* **HOW TO COMPLETE THIS TASK**
Please return the data word for word and leave out any picture it contains.

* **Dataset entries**
# # # # # # #

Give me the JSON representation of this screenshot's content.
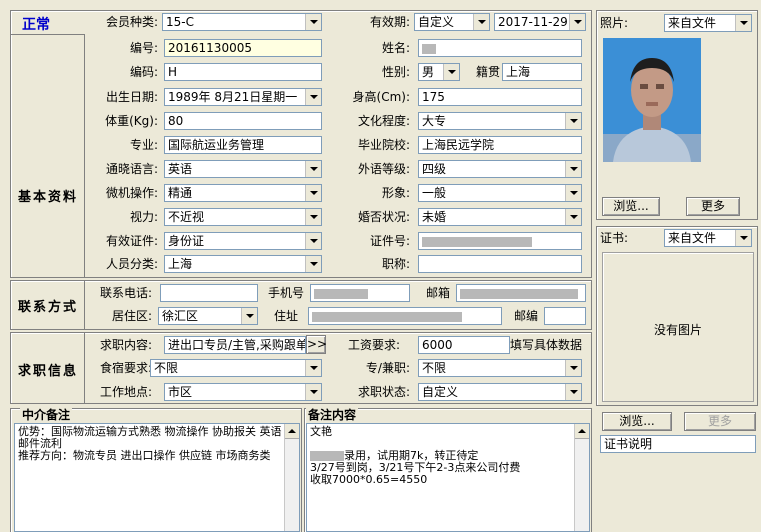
{
  "status_title": "正常",
  "sections": {
    "basic": "基本资料",
    "contact": "联系方式",
    "job": "求职信息"
  },
  "basic": {
    "member_type_label": "会员种类:",
    "member_type": "15-C",
    "validity_label": "有效期:",
    "validity_mode": "自定义",
    "validity_date": "2017-11-29",
    "number_label": "编号:",
    "number": "20161130005",
    "name_label": "姓名:",
    "code_label": "编码:",
    "code": "H",
    "gender_label": "性别:",
    "gender": "男",
    "native_label": "籍贯",
    "native": "上海",
    "birth_label": "出生日期:",
    "birth": "1989年 8月21日星期一",
    "height_label": "身高(Cm):",
    "height": "175",
    "weight_label": "体重(Kg):",
    "weight": "80",
    "edu_label": "文化程度:",
    "edu": "大专",
    "major_label": "专业:",
    "major": "国际航运业务管理",
    "school_label": "毕业院校:",
    "school": "上海民远学院",
    "lang_label": "通晓语言:",
    "lang": "英语",
    "lang_level_label": "外语等级:",
    "lang_level": "四级",
    "computer_label": "微机操作:",
    "computer": "精通",
    "appearance_label": "形象:",
    "appearance": "一般",
    "vision_label": "视力:",
    "vision": "不近视",
    "marital_label": "婚否状况:",
    "marital": "未婚",
    "id_type_label": "有效证件:",
    "id_type": "身份证",
    "id_no_label": "证件号:",
    "category_label": "人员分类:",
    "category": "上海",
    "title_label": "职称:",
    "title": ""
  },
  "contact": {
    "phone_label": "联系电话:",
    "phone": "",
    "mobile_label": "手机号",
    "email_label": "邮箱",
    "district_label": "居住区:",
    "district": "徐汇区",
    "address_label": "住址",
    "zip_label": "邮编",
    "zip": ""
  },
  "job": {
    "content_label": "求职内容:",
    "content": "进出口专员/主管,采购跟单",
    "more_btn": ">>",
    "salary_label": "工资要求:",
    "salary": "6000",
    "salary_hint": "填写具体数据",
    "housing_label": "食宿要求:",
    "housing": "不限",
    "parttime_label": "专/兼职:",
    "parttime": "不限",
    "location_label": "工作地点:",
    "location": "市区",
    "status_label": "求职状态:",
    "status": "自定义"
  },
  "agent_notes": {
    "title": "中介备注",
    "lines": [
      "优势：国际物流运输方式熟悉 物流操作 协助报关 英语邮件流利",
      "推荐方向：物流专员 进出口操作 供应链 市场商务类"
    ]
  },
  "remarks": {
    "title": "备注内容",
    "lines": [
      "文艳",
      "",
      "录用，试用期7k，转正待定",
      "3/27号到岗，3/21号下午2-3点来公司付费",
      "收取7000*0.65=4550"
    ]
  },
  "photo": {
    "label": "照片:",
    "source": "来自文件",
    "browse": "浏览...",
    "more": "更多"
  },
  "cert": {
    "label": "证书:",
    "source": "来自文件",
    "no_image": "没有图片",
    "browse": "浏览...",
    "more": "更多",
    "desc": "证书说明"
  }
}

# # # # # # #

* **TASK OUTPUT**
Give me the JSON representation of this screenshot's content.
{
  "status_title": "正常",
  "sections": {
    "basic": "基本资料",
    "contact": "联系方式",
    "job": "求职信息"
  },
  "basic": {
    "member_type_label": "会员种类:",
    "member_type": "15-C",
    "validity_label": "有效期:",
    "validity_mode": "自定义",
    "validity_date": "2017-11-29",
    "number_label": "编号:",
    "number": "20161130005",
    "name_label": "姓名:",
    "code_label": "编码:",
    "code": "H",
    "gender_label": "性别:",
    "gender": "男",
    "native_label": "籍贯",
    "native": "上海",
    "birth_label": "出生日期:",
    "birth": "1989年 8月21日星期一",
    "height_label": "身高(Cm):",
    "height": "175",
    "weight_label": "体重(Kg):",
    "weight": "80",
    "edu_label": "文化程度:",
    "edu": "大专",
    "major_label": "专业:",
    "major": "国际航运业务管理",
    "school_label": "毕业院校:",
    "school": "上海民远学院",
    "lang_label": "通晓语言:",
    "lang": "英语",
    "lang_level_label": "外语等级:",
    "lang_level": "四级",
    "computer_label": "微机操作:",
    "computer": "精通",
    "appearance_label": "形象:",
    "appearance": "一般",
    "vision_label": "视力:",
    "vision": "不近视",
    "marital_label": "婚否状况:",
    "marital": "未婚",
    "id_type_label": "有效证件:",
    "id_type": "身份证",
    "id_no_label": "证件号:",
    "category_label": "人员分类:",
    "category": "上海",
    "title_label": "职称:",
    "title": ""
  },
  "contact": {
    "phone_label": "联系电话:",
    "phone": "",
    "mobile_label": "手机号",
    "email_label": "邮箱",
    "district_label": "居住区:",
    "district": "徐汇区",
    "address_label": "住址",
    "zip_label": "邮编",
    "zip": ""
  },
  "job": {
    "content_label": "求职内容:",
    "content": "进出口专员/主管,采购跟单",
    "more_btn": ">>",
    "salary_label": "工资要求:",
    "salary": "6000",
    "salary_hint": "填写具体数据",
    "housing_label": "食宿要求:",
    "housing": "不限",
    "parttime_label": "专/兼职:",
    "parttime": "不限",
    "location_label": "工作地点:",
    "location": "市区",
    "status_label": "求职状态:",
    "status": "自定义"
  },
  "agent_notes": {
    "title": "中介备注",
    "lines": [
      "优势：国际物流运输方式熟悉 物流操作 协助报关 英语邮件流利",
      "推荐方向：物流专员 进出口操作 供应链 市场商务类"
    ]
  },
  "remarks": {
    "title": "备注内容",
    "lines": [
      "文艳",
      "",
      "录用，试用期7k，转正待定",
      "3/27号到岗，3/21号下午2-3点来公司付费",
      "收取7000*0.65=4550"
    ]
  },
  "photo": {
    "label": "照片:",
    "source": "来自文件",
    "browse": "浏览...",
    "more": "更多"
  },
  "cert": {
    "label": "证书:",
    "source": "来自文件",
    "no_image": "没有图片",
    "browse": "浏览...",
    "more": "更多",
    "desc": "证书说明"
  }
}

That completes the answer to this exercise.